Yes - before you install a new sewage treatment plant you must consult your local authority to establish whether or not you require additional planning or building controls. This will be determined largely by virtue of the intended location and nature of the installation. Please also bear in mind that planning permission will also be required if you are simply replacing an existing system.
What will happen if I don't comply?
You could be liable to prosecution and incur heavy fines due to :
• Environmental pollution.
• Building regulations violation.
•Planning permission violation.
Can anyone install the unit?
It is not mandatory to use a professional installer, but there are risks you will need to consider when installing the unit without someone who is experienced in this field. For example, you will find that most manufacturer requirements for installation must be met or the warranty will be void. Moreover, no sewage treatment plant will work properly if installation is not absolutely correct, and if you have to reinstall, the costs can be higher than for the initial installation.
Please call us at UK Septic Tanks if you would like more information on installations or any related products – we’re happy to help and give you the benefit of our experience in this field so feel free to ring 01296 326111.

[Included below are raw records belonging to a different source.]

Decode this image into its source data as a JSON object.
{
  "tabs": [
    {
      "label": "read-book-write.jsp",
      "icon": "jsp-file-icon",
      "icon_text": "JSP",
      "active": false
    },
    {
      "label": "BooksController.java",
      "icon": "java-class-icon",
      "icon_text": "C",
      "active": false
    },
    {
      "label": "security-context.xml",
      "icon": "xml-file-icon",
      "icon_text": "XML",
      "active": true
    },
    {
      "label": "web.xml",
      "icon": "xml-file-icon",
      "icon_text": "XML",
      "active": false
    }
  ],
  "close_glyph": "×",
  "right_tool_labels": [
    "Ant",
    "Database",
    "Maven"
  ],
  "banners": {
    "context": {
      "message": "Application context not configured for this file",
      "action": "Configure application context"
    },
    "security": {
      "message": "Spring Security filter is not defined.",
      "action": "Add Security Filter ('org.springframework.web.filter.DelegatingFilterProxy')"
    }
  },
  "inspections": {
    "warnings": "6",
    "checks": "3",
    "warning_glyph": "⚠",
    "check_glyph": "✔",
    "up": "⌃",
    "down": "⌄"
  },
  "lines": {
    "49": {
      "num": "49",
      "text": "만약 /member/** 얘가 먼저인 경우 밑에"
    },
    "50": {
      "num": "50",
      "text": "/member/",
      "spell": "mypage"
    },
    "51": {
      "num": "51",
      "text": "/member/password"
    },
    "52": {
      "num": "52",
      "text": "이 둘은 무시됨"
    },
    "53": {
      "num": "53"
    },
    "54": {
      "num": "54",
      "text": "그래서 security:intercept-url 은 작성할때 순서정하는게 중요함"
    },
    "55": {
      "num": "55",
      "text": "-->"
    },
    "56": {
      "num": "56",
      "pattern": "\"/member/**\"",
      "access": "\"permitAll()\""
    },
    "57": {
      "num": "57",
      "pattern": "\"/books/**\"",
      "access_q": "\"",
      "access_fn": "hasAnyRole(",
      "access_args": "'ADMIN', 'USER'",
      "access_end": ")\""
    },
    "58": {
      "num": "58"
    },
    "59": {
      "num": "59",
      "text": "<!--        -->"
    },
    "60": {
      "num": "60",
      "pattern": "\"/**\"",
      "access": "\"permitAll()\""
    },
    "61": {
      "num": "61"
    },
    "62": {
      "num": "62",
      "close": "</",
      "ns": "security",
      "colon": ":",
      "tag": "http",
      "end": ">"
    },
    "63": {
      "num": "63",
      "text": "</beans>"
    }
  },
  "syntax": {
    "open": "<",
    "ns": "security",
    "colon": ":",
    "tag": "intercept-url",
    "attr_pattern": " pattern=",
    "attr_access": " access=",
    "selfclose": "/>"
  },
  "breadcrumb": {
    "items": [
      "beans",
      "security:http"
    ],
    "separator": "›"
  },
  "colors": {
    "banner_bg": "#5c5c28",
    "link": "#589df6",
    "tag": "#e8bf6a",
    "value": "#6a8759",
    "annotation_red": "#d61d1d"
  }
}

Note: This information is based on UK Septic Tanks current understanding of the relevant legislation and legal requirements regarding the disposal of waste.